Your task: Return every record below exactly as written, omitting any pictures.
── Records for this exercise
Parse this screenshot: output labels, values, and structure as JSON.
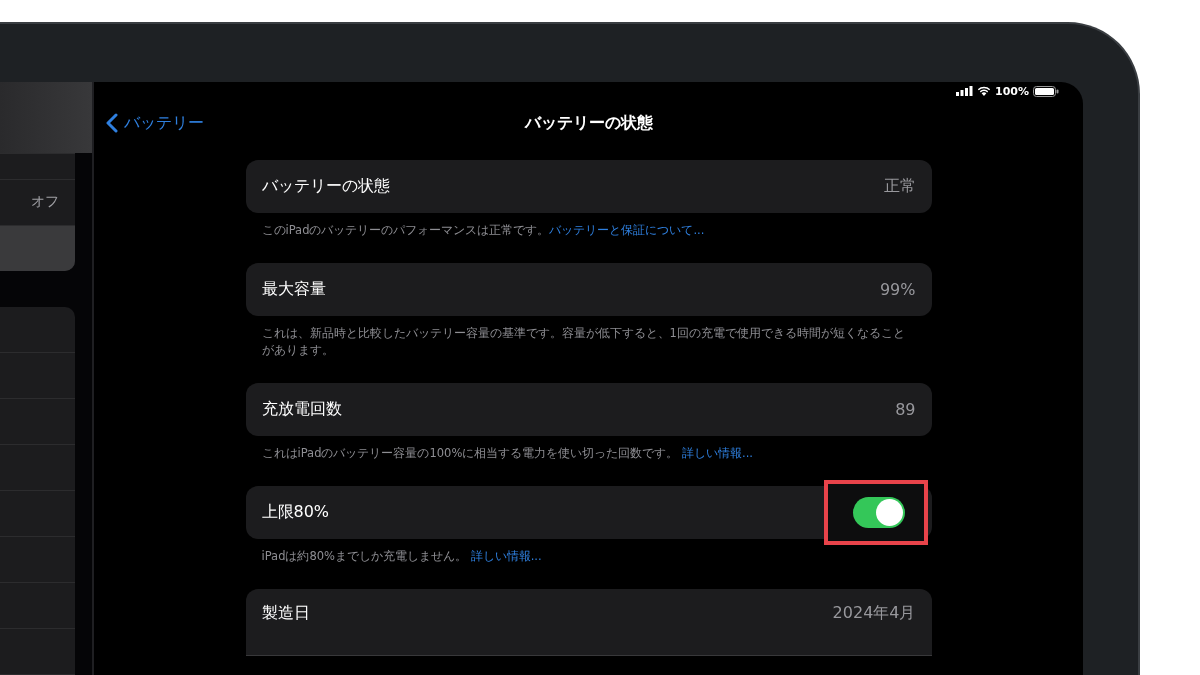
{
  "sidebar": {
    "items": [
      {
        "value": "オフ",
        "selected": false
      },
      {
        "selected": true
      }
    ]
  },
  "status_bar": {
    "battery": "100%"
  },
  "nav": {
    "back": "バッテリー",
    "title": "バッテリーの状態"
  },
  "sections": [
    {
      "kind": "value",
      "label": "バッテリーの状態",
      "value": "正常",
      "footer": {
        "text": "このiPadのバッテリーのパフォーマンスは正常です。",
        "link": "バッテリーと保証について..."
      }
    },
    {
      "kind": "value",
      "label": "最大容量",
      "value": "99%",
      "footer": {
        "text": "これは、新品時と比較したバッテリー容量の基準です。容量が低下すると、1回の充電で使用できる時間が短くなることがあります。"
      }
    },
    {
      "kind": "value",
      "label": "充放電回数",
      "value": "89",
      "footer": {
        "text": "これはiPadのバッテリー容量の100%に相当する電力を使い切った回数です。 ",
        "link": "詳しい情報..."
      }
    },
    {
      "kind": "toggle",
      "label": "上限80%",
      "on": true,
      "highlighted": true,
      "footer": {
        "text": "iPadは約80%までしか充電しません。 ",
        "link": "詳しい情報..."
      }
    },
    {
      "kind": "value",
      "label": "製造日",
      "value": "2024年4月"
    }
  ]
}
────
Answer for the task:
Parse this screenshot: output labels, values, and structure as JSON.
{
  "sidebar": {
    "items": [
      {
        "value": "オフ",
        "selected": false
      },
      {
        "selected": true
      }
    ]
  },
  "status_bar": {
    "battery": "100%"
  },
  "nav": {
    "back": "バッテリー",
    "title": "バッテリーの状態"
  },
  "sections": [
    {
      "kind": "value",
      "label": "バッテリーの状態",
      "value": "正常",
      "footer": {
        "text": "このiPadのバッテリーのパフォーマンスは正常です。",
        "link": "バッテリーと保証について..."
      }
    },
    {
      "kind": "value",
      "label": "最大容量",
      "value": "99%",
      "footer": {
        "text": "これは、新品時と比較したバッテリー容量の基準です。容量が低下すると、1回の充電で使用できる時間が短くなることがあります。"
      }
    },
    {
      "kind": "value",
      "label": "充放電回数",
      "value": "89",
      "footer": {
        "text": "これはiPadのバッテリー容量の100%に相当する電力を使い切った回数です。 ",
        "link": "詳しい情報..."
      }
    },
    {
      "kind": "toggle",
      "label": "上限80%",
      "on": true,
      "highlighted": true,
      "footer": {
        "text": "iPadは約80%までしか充電しません。 ",
        "link": "詳しい情報..."
      }
    },
    {
      "kind": "value",
      "label": "製造日",
      "value": "2024年4月"
    }
  ]
}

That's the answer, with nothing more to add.